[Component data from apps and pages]
↓

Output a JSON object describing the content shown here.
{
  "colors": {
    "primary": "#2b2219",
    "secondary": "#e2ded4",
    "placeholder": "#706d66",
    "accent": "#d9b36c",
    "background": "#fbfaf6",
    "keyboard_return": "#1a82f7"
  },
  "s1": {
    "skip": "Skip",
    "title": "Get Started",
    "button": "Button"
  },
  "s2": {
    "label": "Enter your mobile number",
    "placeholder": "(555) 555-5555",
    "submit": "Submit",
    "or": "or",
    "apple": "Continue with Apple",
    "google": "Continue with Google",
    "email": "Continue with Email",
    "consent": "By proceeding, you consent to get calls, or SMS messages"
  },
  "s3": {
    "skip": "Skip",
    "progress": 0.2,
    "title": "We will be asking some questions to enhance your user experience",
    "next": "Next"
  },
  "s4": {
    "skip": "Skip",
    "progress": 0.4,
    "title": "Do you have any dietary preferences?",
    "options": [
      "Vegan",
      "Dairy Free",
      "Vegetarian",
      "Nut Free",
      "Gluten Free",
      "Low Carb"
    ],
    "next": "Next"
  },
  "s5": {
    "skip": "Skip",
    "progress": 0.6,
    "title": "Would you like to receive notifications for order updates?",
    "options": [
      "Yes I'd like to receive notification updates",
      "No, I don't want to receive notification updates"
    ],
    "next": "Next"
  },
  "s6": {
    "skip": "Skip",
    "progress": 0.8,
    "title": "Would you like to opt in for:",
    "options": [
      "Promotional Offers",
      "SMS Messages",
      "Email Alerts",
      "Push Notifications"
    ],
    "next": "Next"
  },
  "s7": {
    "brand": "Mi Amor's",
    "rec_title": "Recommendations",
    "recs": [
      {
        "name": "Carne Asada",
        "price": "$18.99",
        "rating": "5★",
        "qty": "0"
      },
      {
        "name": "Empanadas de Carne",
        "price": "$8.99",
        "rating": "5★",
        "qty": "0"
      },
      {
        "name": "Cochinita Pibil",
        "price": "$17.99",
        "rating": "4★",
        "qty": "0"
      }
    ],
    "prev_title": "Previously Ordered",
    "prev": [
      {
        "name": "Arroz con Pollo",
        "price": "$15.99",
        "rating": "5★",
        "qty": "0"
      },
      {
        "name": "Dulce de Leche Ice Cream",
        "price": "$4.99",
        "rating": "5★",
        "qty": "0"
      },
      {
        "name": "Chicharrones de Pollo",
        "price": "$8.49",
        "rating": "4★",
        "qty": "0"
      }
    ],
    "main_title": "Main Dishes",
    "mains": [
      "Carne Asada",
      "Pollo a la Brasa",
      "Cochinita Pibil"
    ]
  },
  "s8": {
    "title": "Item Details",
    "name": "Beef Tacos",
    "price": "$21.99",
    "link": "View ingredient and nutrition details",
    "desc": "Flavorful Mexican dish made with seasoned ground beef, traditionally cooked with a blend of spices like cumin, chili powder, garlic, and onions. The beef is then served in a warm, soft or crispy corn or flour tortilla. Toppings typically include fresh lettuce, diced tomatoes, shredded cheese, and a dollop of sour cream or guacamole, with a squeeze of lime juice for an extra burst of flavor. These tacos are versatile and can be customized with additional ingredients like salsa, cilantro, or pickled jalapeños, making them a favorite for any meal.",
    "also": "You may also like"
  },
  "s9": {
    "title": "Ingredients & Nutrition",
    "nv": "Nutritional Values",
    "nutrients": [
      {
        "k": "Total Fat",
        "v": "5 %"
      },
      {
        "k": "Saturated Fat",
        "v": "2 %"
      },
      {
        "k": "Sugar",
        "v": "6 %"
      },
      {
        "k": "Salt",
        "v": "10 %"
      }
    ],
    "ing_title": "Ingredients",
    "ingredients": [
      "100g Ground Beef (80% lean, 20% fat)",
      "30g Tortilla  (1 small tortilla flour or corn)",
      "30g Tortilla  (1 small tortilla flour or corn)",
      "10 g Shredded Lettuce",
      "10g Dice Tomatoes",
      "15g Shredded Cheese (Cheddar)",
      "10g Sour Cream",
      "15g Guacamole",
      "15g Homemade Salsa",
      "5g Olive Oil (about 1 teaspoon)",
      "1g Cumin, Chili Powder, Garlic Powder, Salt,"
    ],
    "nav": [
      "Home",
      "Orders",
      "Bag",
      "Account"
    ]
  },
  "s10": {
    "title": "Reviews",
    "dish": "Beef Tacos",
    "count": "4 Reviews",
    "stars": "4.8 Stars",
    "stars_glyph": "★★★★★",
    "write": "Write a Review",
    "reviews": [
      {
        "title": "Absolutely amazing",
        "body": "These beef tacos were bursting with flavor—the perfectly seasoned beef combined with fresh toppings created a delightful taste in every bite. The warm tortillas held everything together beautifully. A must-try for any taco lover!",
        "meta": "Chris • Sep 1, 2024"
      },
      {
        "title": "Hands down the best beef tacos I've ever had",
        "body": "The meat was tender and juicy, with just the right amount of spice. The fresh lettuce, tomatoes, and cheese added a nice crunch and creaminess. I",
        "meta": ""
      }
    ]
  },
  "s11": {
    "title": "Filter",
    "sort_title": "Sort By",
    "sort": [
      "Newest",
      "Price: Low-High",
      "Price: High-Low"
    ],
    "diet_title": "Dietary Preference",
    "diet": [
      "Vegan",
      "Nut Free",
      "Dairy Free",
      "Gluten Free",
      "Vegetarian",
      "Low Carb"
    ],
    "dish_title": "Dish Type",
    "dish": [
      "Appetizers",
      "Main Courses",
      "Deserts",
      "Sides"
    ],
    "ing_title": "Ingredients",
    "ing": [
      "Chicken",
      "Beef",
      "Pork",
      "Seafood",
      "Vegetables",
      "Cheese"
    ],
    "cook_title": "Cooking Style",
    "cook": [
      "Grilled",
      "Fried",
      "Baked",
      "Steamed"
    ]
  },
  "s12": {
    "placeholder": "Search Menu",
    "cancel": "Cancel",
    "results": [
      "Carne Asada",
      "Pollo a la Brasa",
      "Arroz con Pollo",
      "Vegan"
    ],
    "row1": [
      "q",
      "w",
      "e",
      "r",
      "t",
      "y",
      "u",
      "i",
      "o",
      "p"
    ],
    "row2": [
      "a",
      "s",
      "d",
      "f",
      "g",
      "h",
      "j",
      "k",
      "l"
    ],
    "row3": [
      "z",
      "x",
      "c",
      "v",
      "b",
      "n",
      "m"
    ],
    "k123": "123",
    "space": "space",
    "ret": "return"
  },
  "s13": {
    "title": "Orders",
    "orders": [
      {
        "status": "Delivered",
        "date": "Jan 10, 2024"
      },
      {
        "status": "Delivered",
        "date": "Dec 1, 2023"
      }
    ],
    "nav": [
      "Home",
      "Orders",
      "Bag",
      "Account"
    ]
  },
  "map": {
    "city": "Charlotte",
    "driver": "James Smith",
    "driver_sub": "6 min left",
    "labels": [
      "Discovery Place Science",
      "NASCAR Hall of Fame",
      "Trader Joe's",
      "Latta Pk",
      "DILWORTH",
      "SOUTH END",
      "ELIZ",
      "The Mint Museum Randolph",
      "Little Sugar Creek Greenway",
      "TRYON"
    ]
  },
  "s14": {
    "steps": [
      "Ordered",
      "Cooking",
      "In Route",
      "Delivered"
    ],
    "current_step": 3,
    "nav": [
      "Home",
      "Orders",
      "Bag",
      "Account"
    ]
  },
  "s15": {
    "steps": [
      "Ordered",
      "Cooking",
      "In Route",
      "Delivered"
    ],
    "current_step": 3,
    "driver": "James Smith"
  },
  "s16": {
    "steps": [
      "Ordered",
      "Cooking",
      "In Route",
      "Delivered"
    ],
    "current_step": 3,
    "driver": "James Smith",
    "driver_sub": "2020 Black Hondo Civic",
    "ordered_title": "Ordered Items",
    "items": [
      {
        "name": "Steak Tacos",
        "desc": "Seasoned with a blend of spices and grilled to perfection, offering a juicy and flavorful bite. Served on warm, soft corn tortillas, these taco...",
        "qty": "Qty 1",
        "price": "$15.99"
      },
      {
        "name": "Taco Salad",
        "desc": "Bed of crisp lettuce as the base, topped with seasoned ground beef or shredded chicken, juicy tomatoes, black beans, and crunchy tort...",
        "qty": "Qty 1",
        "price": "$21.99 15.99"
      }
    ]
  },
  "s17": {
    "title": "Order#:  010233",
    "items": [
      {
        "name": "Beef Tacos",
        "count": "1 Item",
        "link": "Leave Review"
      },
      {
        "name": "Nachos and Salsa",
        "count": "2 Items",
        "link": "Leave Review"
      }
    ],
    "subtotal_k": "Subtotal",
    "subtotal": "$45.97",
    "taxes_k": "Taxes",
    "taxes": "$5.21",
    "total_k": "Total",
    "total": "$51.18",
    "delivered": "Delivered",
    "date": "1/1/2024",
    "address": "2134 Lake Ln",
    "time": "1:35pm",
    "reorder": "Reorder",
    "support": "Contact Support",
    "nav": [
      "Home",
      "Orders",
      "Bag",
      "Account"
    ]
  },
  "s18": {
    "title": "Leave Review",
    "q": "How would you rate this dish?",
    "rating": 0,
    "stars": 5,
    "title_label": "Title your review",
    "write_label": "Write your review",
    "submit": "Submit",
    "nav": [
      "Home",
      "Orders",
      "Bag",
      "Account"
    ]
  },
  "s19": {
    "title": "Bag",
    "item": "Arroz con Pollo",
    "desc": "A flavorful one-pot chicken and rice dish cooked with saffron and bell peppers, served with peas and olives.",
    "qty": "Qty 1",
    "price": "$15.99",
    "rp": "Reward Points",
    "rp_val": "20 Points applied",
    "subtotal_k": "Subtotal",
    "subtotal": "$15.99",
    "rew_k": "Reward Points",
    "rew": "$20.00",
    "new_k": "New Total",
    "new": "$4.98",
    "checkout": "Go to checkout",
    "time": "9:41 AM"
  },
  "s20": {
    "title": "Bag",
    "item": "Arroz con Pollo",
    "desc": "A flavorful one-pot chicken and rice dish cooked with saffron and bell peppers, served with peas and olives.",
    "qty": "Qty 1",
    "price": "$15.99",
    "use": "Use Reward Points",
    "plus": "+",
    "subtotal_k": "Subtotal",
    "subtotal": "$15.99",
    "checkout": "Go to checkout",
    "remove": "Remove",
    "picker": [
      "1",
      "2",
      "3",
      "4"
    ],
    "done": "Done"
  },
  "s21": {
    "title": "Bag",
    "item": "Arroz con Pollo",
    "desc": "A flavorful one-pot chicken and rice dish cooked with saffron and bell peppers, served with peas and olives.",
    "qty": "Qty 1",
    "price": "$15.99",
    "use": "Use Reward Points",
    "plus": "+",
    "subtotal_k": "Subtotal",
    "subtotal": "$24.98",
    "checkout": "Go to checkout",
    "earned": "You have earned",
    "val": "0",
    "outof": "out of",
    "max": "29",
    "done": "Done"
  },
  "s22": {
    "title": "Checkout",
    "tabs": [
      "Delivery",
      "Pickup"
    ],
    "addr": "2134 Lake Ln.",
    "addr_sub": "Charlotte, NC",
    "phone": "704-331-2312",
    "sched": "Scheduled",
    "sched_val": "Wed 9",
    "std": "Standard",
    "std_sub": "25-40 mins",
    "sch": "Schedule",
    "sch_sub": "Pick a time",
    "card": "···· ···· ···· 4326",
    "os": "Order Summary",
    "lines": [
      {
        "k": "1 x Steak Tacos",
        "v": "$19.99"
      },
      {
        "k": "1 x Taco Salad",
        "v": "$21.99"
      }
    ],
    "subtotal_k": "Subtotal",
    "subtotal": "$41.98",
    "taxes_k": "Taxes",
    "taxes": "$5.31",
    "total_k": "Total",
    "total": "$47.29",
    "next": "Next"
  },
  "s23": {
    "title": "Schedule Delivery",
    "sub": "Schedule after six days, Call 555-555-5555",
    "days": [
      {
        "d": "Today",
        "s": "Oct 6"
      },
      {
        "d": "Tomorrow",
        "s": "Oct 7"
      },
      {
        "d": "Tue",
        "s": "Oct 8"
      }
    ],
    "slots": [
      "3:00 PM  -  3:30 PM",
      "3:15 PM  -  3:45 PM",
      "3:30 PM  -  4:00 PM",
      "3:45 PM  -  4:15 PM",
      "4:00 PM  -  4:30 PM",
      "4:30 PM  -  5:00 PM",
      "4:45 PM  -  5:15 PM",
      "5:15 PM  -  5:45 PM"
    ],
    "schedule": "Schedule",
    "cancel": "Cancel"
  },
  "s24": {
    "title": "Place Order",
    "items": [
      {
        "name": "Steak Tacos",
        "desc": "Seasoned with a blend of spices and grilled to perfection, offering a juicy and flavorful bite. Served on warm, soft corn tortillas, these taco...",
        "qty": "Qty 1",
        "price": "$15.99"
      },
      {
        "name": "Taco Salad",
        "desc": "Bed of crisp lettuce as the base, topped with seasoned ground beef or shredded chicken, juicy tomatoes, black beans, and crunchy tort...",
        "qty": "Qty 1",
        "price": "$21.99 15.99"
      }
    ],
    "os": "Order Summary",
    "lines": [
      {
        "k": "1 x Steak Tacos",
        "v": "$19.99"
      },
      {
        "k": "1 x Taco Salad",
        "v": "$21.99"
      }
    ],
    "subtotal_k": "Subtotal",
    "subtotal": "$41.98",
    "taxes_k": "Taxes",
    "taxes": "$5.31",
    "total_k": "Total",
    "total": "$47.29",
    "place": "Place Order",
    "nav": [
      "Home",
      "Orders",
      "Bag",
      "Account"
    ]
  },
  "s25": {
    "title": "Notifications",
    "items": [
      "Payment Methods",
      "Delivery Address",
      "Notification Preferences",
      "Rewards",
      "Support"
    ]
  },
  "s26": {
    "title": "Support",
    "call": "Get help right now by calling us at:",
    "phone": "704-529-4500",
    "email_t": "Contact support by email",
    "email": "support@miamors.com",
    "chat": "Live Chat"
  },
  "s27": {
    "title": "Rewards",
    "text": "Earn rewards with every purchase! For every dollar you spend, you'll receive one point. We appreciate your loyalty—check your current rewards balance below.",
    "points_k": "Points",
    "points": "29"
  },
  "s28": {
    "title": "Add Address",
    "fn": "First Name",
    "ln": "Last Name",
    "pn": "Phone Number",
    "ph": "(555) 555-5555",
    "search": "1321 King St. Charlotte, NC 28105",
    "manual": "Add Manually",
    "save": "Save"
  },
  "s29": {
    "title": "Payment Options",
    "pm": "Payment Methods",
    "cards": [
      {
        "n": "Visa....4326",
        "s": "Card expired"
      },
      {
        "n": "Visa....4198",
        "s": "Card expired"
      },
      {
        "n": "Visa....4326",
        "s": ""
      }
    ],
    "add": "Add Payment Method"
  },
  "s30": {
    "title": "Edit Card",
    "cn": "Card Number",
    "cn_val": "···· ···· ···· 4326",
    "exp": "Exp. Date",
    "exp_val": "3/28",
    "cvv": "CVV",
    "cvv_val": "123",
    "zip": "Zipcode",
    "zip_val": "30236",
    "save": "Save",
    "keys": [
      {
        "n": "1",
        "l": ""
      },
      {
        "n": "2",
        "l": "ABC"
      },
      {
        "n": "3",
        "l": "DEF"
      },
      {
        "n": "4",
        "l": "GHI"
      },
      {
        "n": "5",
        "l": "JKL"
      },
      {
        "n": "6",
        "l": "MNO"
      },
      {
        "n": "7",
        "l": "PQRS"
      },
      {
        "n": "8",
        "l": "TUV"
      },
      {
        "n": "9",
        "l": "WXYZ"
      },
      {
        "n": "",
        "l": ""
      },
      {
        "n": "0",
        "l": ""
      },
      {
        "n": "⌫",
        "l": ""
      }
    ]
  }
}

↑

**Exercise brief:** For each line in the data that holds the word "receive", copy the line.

**Result:**
    "title": "Would you like to receive notifications for order updates?",
      "Yes I'd like to receive notification updates",
      "No, I don't want to receive notification updates"
    "text": "Earn rewards with every purchase! For every dollar you spend, you'll receive one point. We appreciate your loyalty—check your current rewards balance below.",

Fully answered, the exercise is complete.